tigations.2 The IQWST units are designed to teach both scientific principles and the scientific practices of constructing and defending explanations by providing students and teachers with a framework that clearly defines this complex practice. The framework includes three components:
What happened, and why did it happen?
What information or data support the claim?
What justification shows why the data count as evidence to support the claim?
Thus, the curriculum helps students make sense of the phenomena under study (claim), articulate that understanding (evidence), and defend that understanding to their peers (reasoning).
As described earlier, part of the Struggle for Survival unit includes a two-week project in which students investigate a database holding information about the finch population on the Galapagos Islands. Students work in pairs in order to interpret the computer data and determine why so many finches died during the dry season of 1977 and why some were able to survive. The scientifically supported explanations for this question use data to identify which trait variations enabled birds to differentially survive the drought. For example, one response could state that the birds that survived the drought had longer beaks, which enabled them to crack the harder seeds that also survived the drought. Another plausible argument consistent with the data (but scientifically less accurate) could be that the birds that weighed more had fat stores that made them better able to survive the food shortage resulting from the drought.
Below is an excerpt from a student group presentation in which students use the claim-evidence-reasoning framework to reflect on their analysis and explain their current thinking about the investigation.
“Again, the question we had through this entire project, which does not have one simple answer, is: in 1977, why did 40 percent of the finch population die in Daphne Major in the Galapagos Islands, and why did the ones that survive, survive? This is our report. I’m Evan, this is Leona, and this is Nelly. Here we go.”

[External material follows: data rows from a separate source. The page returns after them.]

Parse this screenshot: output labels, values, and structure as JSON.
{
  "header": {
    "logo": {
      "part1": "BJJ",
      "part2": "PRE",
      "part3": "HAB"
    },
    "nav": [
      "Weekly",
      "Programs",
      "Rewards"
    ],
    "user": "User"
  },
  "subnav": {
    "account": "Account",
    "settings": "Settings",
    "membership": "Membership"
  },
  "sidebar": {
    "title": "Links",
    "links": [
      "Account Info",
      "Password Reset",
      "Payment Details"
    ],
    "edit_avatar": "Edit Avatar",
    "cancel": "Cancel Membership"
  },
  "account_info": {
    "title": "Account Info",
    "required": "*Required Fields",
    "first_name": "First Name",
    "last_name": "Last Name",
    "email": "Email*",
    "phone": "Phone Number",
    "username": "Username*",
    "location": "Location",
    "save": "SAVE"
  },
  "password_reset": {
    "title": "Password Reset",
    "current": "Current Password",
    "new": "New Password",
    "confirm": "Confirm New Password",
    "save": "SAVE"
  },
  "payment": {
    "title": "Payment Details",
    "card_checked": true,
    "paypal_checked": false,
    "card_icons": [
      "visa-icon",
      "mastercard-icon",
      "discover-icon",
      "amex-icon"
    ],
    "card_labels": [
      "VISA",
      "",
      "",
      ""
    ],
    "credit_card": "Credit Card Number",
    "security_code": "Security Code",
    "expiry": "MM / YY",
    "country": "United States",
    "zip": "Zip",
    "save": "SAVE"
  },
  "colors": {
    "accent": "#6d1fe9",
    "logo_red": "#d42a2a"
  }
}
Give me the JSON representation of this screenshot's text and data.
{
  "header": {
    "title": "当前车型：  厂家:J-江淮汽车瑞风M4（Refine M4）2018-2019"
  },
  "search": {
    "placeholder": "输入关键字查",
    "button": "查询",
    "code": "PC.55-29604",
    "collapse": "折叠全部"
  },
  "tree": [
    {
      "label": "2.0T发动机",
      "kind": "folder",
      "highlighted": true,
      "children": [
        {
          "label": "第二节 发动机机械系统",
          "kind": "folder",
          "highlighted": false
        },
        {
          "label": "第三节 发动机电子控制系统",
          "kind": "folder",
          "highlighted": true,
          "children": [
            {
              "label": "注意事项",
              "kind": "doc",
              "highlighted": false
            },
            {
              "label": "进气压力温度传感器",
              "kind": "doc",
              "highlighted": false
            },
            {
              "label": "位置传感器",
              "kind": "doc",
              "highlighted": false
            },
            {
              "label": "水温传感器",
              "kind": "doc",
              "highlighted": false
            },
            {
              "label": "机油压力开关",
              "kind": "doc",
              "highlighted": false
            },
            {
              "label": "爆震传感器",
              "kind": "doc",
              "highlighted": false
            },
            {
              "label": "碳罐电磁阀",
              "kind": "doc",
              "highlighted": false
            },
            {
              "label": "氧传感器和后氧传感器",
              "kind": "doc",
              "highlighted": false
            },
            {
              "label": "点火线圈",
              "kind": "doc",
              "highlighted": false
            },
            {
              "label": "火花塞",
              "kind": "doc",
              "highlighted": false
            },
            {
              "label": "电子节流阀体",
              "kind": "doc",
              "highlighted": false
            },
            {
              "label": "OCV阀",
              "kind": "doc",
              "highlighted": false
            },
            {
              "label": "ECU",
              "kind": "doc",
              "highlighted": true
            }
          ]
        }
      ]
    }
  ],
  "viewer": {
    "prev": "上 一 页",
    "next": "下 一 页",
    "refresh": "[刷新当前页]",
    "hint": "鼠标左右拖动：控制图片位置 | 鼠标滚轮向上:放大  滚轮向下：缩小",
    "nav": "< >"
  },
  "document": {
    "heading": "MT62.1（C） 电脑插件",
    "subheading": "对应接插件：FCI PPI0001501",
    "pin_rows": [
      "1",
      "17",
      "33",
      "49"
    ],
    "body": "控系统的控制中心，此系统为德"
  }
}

[Reading from a poster] “We have a few theories. In concluding our research concerning the study of finches on the island, our focus is to find out why the population of finches on that